Pricing Your Home to Sell

When it comes to selling your home, the hardest part is often setting the price. It is one of the first things buyers will ask — what is the asking price?

If you ask too little, your profit goes out the window. If you ask for too much, you will have a hard time selling.

Last year, we sold our first home. We learned a lot of lessons. First, we guessed at our asking price. We didn’t even list the property. Someone knocked on our door, said he heard we wanted to sell and asked how much. After a week of back and forth, we dropped the price way, way too much, thinking he wouldn’t come up anyway. He did.

We knew then that we sold the property for too little. In fact, when the property was appraised, he said that the bank didn’t tell him how much it appraised for. The bank said that because he paid for the appraisal, only he could tell us the appraisal value. That verified that we sold the property for far less than it was really worth. We swallowed it, took our still quite hefty profit and chalked it up to a lesson learned.

When we sell our current house, we will do things differently. Selling your home is a rather large transaction. You want it to happen quickly and profitably.

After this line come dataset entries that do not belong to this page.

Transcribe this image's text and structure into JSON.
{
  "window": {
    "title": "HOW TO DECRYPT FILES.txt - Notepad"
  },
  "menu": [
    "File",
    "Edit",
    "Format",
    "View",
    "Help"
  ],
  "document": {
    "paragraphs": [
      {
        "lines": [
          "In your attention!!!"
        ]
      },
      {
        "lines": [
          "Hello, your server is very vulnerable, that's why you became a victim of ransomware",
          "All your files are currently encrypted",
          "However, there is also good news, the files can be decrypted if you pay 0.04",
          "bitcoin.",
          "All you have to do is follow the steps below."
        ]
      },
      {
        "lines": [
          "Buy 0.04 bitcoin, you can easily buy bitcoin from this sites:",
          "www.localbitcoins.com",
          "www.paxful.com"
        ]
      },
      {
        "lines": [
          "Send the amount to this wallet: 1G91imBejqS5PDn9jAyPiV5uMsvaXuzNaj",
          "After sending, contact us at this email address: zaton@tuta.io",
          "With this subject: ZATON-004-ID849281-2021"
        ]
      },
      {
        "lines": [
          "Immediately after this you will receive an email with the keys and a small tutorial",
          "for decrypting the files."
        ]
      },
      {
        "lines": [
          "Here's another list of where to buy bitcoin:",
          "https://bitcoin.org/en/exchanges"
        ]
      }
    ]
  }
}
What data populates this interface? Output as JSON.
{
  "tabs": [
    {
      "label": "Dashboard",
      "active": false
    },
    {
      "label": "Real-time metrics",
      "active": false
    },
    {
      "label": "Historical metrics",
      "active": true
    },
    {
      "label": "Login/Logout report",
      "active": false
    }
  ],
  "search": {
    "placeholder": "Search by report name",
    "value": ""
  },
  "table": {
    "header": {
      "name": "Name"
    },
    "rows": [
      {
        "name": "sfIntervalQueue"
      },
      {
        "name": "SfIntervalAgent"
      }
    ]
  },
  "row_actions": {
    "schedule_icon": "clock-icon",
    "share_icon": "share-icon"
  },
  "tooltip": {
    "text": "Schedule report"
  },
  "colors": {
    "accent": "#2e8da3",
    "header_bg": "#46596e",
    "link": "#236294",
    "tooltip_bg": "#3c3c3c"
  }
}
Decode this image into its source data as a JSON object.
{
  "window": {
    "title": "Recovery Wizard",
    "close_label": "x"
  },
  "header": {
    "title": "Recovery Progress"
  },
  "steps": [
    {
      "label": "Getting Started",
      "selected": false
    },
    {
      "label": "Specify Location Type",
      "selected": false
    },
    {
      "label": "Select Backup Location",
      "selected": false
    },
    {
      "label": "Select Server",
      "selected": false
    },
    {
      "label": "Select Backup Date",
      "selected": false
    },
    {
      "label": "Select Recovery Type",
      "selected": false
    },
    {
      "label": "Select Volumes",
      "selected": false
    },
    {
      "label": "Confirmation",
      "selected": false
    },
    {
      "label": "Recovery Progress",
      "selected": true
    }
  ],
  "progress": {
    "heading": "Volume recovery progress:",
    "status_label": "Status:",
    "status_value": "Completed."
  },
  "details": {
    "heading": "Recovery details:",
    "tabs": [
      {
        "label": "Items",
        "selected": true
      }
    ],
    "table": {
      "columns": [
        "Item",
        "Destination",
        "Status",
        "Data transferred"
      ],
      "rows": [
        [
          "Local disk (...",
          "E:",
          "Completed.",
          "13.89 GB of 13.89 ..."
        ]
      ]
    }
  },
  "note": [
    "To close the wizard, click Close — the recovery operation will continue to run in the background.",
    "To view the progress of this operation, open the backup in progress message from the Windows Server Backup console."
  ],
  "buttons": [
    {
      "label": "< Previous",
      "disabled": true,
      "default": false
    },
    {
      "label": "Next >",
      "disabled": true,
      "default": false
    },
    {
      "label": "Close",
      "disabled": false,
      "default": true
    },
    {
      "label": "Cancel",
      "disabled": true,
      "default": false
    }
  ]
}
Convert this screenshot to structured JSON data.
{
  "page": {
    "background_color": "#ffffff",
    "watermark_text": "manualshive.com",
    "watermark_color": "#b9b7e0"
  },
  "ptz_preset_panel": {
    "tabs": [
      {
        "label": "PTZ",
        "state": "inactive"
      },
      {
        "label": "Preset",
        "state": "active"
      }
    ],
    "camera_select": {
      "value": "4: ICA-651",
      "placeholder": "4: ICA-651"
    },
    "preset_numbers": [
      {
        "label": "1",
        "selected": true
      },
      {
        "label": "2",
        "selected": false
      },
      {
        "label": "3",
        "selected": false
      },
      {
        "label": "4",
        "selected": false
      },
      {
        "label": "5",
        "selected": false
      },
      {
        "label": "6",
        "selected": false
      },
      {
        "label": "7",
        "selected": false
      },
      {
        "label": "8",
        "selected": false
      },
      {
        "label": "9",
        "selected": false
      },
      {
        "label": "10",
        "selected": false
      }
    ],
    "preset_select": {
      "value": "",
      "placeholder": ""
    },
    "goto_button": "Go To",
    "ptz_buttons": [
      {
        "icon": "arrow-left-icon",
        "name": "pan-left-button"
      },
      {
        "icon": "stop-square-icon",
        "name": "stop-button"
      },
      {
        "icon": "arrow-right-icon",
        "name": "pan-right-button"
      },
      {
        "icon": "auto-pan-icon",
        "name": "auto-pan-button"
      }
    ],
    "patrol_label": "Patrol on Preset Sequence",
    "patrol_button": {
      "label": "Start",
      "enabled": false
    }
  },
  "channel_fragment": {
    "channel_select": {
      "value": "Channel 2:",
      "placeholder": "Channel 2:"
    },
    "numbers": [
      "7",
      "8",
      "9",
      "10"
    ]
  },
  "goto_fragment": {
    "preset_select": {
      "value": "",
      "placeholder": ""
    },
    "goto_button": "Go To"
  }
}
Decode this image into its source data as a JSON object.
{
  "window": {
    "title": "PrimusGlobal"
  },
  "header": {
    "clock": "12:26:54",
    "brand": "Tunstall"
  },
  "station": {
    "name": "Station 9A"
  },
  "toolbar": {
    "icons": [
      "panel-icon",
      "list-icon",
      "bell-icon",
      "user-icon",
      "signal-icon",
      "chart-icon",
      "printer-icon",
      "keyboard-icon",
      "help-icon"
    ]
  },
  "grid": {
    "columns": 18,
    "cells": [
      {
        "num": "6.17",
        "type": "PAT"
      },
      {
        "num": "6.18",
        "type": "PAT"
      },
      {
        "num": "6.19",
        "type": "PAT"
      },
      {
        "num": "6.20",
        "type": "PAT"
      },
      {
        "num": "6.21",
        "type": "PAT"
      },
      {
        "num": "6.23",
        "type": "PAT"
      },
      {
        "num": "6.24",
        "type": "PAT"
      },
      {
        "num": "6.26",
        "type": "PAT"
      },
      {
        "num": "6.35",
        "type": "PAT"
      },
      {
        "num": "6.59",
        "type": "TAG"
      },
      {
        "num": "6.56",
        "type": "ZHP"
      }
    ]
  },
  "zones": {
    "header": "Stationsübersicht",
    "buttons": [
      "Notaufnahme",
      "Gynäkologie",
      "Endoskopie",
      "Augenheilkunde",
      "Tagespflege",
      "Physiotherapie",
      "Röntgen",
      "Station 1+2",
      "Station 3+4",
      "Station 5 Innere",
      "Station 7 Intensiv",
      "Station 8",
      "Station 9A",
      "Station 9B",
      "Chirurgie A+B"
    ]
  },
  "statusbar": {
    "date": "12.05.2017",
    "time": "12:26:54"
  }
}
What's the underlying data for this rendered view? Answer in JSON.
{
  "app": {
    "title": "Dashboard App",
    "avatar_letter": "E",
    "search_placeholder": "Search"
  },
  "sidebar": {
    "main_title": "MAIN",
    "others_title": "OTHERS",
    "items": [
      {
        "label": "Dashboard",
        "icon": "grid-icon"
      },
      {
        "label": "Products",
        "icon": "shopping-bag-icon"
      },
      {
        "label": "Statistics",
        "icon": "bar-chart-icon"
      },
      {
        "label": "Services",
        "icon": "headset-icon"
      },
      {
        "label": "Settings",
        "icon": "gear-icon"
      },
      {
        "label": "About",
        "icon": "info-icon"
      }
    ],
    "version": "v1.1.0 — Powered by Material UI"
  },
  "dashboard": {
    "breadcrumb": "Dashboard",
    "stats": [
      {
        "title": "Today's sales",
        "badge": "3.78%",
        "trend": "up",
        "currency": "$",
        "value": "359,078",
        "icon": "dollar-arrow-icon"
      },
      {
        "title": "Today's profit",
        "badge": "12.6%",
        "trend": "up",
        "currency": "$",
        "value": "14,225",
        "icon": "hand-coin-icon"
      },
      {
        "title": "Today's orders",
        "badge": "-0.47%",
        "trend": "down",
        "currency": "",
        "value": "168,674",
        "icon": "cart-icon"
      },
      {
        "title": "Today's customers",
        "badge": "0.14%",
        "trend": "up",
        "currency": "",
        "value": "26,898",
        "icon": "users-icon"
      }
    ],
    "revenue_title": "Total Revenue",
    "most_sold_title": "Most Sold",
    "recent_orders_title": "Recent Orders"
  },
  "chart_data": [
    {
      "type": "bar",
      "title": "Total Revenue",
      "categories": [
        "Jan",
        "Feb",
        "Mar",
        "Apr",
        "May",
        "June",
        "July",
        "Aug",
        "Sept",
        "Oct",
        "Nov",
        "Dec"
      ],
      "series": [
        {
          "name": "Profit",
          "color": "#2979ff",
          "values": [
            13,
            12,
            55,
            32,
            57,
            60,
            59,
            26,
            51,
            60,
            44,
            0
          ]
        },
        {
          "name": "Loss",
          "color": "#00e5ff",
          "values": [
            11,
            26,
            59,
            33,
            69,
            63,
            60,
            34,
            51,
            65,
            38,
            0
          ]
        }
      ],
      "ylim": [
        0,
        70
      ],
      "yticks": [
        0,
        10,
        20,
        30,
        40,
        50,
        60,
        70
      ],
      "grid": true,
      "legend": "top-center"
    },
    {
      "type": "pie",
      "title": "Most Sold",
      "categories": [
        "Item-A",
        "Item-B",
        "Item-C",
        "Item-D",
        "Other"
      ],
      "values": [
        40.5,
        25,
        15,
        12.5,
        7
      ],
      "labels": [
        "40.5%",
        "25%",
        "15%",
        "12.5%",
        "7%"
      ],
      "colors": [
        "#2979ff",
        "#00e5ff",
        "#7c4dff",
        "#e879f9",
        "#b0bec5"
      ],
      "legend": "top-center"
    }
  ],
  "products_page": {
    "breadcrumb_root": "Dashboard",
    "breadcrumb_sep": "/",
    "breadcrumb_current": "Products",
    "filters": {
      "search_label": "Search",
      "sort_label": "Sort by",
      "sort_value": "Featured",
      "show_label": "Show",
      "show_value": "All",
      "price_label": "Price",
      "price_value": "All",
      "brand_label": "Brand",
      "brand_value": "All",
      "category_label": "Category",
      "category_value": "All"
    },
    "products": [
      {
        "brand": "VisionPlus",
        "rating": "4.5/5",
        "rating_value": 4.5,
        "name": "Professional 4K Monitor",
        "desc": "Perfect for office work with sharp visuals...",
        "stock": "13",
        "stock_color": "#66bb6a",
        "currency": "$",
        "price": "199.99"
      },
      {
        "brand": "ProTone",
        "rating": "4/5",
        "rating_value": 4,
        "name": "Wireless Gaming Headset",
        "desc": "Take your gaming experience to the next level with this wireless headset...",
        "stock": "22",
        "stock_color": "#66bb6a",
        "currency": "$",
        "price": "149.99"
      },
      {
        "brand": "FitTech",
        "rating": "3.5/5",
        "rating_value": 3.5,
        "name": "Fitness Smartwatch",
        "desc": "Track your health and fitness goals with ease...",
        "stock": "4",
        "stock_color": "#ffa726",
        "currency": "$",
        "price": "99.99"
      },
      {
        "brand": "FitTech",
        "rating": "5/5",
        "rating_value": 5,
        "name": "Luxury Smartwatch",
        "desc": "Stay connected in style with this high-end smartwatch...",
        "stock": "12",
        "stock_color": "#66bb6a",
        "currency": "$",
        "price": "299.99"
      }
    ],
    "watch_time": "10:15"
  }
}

One of the easiest ways to determine your home’s value is to have your property appraised. This usually costs around $300. The appraisal will include a comparison to the selling prices for similar properties in your area. While it does cost you money, you will have leverage in selling the home — a certified appraisal of what the home is worth before the purchase contract is signed.

In general, most real estate agents can provide you with a pretty close estimate of what your home is worth. After all, this is what they do for a living. They won’t overprice your home by too much because they want it to sell as quickly as possible. They won’t underprice it very much because that cuts into their commission.

Ask the realtor to provide you with a CMA (Comparative Market Analysis) on your property. The CMA is a comparison of the selling prices of homes similar to yours in your area. The CMA usually spans six months of real estate transactions.

You can go online and find several web sites that provide CMA services. The majority of online sites base your CMA on the local tax rolls. Some are free, but the vast majority ask you to provide both a payment for the service and your personal information.

Depending on the existing market in your area, you may need to adjust your asking price to sell your home quickly. If homes are remaining on the market up to 120 days in your area, you may need to lower your CMA by 2%. If homes are on the market for longer than 120 days, you may need to knock 3% off your asking price. Remember, you want your asking price to be high enough to make a profit, but low enough to sell in a reasonable time frame.

Keep in mind that a home can be accurately priced and still not sell quickly. It all depends on the market. Many sellers take less than the value of their property just to sell it and get it over with. Look at the market around you. Ask your realtor how long listings are remaining on the market. Base your decision to lower your asking price on the market, not on the buyer.